We may add that even if no objection had been made to the oral argument, plaintiff's making it of itself demonstrated the prejudicial effect on defendants of the exclusion of the testimony. So, too, did a post-verdict newspaper account of juror interviews that plaintiff saw fit to include in her brief, which, not because of its impropriety, but because of its content, we can only regard as a self-inflicted wound.
There must be a new trial.
Sitting by designation
A second count, based on the Massachusetts wrongful death act, presents no additional questions
Strictly, plaintiffs, the widow and two minor children

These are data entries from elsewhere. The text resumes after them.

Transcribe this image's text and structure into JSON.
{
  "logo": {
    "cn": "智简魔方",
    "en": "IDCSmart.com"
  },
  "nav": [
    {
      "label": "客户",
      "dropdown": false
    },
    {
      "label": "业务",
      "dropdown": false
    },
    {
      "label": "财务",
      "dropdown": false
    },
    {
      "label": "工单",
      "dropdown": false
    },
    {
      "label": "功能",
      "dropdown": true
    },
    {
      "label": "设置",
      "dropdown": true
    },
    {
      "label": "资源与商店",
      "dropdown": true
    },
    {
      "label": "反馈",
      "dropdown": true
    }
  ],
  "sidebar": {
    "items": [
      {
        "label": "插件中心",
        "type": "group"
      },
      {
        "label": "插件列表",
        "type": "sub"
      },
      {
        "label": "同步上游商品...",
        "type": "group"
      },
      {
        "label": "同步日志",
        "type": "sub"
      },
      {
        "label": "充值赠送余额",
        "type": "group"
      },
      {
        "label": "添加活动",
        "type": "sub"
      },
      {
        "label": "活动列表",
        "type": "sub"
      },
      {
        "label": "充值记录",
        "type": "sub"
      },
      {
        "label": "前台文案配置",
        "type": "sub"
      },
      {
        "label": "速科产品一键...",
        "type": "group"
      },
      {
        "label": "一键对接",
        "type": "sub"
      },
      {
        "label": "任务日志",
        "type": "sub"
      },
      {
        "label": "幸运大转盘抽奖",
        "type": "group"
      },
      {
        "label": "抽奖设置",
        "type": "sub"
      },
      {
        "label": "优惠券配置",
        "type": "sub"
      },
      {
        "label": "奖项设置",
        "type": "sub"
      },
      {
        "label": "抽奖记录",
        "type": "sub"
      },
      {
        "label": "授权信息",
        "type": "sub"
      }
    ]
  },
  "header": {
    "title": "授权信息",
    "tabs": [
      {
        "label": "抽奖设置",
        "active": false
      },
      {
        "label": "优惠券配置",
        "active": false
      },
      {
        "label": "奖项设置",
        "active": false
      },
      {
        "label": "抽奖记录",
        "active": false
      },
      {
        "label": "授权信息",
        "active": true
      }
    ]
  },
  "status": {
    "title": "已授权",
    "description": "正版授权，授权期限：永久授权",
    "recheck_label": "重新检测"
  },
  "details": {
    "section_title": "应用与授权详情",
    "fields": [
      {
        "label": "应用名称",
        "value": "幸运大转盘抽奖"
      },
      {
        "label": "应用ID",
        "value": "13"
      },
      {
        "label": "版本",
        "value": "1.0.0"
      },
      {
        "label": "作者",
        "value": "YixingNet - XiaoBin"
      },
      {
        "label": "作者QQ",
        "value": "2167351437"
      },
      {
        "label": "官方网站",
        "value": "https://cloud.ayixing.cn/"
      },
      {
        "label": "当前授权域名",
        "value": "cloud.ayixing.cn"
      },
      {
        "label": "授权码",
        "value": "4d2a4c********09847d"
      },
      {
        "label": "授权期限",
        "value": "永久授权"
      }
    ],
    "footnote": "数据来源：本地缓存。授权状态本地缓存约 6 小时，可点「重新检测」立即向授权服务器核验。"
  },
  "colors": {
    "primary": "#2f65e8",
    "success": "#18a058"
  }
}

The reporting, and a companion even more irrelevant matter, whether defendants' car was coded # 841 or 841A, occupied many pages of transcript and could well, as plaintiff's argument suggests, have confused the jury
We may take judicial notice that one could easily have driven from Central Square after the robbery in time to check out at 3:17
Plaintiff, during final argument, harped upon the fact that Bowden was black, which may have aroused the jury's sympathy, but standing alone, seems a weak reed to support a deliberate killing which, on any basis, it admittedly was. At the same time, not once, in 26 pages of argument, did defendants pose this basic question to the jury. We are constrained to remark that this was but one of a number of such unaccountable omissions
An interesting suggestion was made by the court at the bench that, in fact, Bowden, on whom no gun was found, did not shoot as alleged, but was shot by one defendant because he had tried to run over the other (if that were true) and that the other, in the dark, and close quarters, mistook who had fired
Particularly so in this case, although, again, defendants failed to point it out in their argument, because defendants had in the back of their car two newspaper reporters who were researching an article on police procedures. The last thing one would think defendants would want would be a report of a brutal, senseless killing
401. "Relevant evidence" means evidence having any tendency to make the existence of any fact that is of consequence to the determination of the action more probable or less probable than it would be without the evidence
403. Although relevant, evidence may be excluded if its probative value is substantially outweighed by the danger of unfair prejudice, confusion of the issues, or misleading the jury, or by considerations of undue delay, waste of time, or needless presentation of cumulative evidence